Managing diabetic cats involves looking at all the factors that can affect their insulin production and insulin response.
As obesity can lead to resistance to insulin, in some cases getting an overweight cat down to a healthy weight will result in resolution of the diabetes.
As well as helping your cat become a healthy weight, giving the right diet can also help manage their diabetes directly.
Feeding a low carbohydrate diet can lead to less insulin requirement and can even, in some cases, help diabetes resolve.
Specialised diets for diabetic cats have been developed so if your cat will take these this can be very helpful. Your vet can advise on the best nutrition plan for your cat.
Click here for more information about your cat’s healthy weight
Keeping your cats feeds as regular and routine as possible will also keep their insulin requirements predictable. Try and feed your cat at the same times every day, with the same food, and avoid treats.
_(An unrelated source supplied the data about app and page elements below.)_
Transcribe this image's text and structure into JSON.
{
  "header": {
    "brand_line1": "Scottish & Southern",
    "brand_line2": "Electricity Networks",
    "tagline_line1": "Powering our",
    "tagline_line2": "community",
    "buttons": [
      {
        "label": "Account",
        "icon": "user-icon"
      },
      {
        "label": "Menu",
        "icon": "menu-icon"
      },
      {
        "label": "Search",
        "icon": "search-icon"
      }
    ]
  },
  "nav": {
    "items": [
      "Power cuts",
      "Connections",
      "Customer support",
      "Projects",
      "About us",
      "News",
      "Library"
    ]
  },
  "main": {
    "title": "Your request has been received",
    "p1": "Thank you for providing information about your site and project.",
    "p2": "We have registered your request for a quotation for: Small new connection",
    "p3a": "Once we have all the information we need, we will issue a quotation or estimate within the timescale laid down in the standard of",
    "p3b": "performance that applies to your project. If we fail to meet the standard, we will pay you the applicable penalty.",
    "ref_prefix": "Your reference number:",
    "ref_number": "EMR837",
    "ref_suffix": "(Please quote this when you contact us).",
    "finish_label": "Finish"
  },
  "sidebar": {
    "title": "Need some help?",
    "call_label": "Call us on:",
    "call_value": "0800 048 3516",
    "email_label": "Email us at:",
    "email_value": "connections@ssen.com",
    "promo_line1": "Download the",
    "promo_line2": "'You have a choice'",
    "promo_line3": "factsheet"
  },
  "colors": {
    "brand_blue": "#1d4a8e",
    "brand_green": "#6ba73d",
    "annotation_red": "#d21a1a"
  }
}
As most diabetic cats struggle to produce their own insulin giving insulin via injection is the most common way to manage their blood sugar levels.
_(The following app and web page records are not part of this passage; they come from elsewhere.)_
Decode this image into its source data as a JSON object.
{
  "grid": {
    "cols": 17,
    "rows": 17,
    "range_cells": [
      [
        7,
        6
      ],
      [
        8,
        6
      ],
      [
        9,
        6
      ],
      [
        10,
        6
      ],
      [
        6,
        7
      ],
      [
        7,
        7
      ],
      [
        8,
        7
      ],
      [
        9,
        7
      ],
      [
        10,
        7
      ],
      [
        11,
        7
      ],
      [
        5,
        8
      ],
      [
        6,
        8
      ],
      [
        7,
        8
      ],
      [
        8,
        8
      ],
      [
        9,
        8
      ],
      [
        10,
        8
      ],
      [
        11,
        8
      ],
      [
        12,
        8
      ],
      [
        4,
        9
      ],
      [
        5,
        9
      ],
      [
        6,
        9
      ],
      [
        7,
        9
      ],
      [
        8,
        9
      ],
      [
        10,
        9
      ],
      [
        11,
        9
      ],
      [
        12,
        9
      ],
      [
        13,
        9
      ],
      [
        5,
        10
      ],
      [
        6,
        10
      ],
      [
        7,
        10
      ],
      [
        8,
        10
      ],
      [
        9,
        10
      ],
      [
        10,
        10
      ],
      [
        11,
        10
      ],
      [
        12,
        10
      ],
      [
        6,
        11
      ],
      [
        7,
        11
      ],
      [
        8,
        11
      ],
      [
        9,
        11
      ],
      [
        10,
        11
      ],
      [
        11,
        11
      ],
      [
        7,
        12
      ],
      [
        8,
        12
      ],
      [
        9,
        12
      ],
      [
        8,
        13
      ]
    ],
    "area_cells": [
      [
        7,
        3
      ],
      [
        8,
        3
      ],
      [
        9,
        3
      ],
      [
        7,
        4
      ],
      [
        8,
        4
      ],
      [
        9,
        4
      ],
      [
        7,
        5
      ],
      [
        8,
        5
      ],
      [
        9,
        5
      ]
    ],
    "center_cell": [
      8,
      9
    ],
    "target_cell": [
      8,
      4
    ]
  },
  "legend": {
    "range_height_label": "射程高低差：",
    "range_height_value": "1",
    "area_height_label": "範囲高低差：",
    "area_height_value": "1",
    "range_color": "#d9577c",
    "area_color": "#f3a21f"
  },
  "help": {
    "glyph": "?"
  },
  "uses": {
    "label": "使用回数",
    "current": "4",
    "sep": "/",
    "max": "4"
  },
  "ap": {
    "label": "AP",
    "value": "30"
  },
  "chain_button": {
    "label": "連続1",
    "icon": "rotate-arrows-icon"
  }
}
Insulin injections are usually given every 12 hours, immediately after meals, although in some cases cats can be managed by a once daily injection.
Your cat’s starting insulin dose will be based on their body weight. Your vet will then monitor your cat’s response to the insulin, making adjustments to the dose until the current optimal dose has been determined.
Never change your cat’s insulin dose yourself without speaking to your vet.
This process can take weeks or months, and your cat’s ideal dose may change over time so it’s important to keep having regular check-ups with your vet. Getting the dose right is critical – a too high dose can push your cat’s blood sugar too low, which is very dangerous.
Many people find the idea of injecting their cat scary at first. Your vet will spend time with you showing you how to inject your cat – the needle is very fine and most cats don’t react at all!
If you are in any doubt about giving your cat’s insulin, always speak to your vet.
Anything that may be affecting the way your cat responds to insulin should be addressed.
- Any drugs that may be causing diabetes
There are some tablet medications available for cats with mild diabetes. These are usually not as efficacious as the injections, but may be useful in cats that are impossible to inject.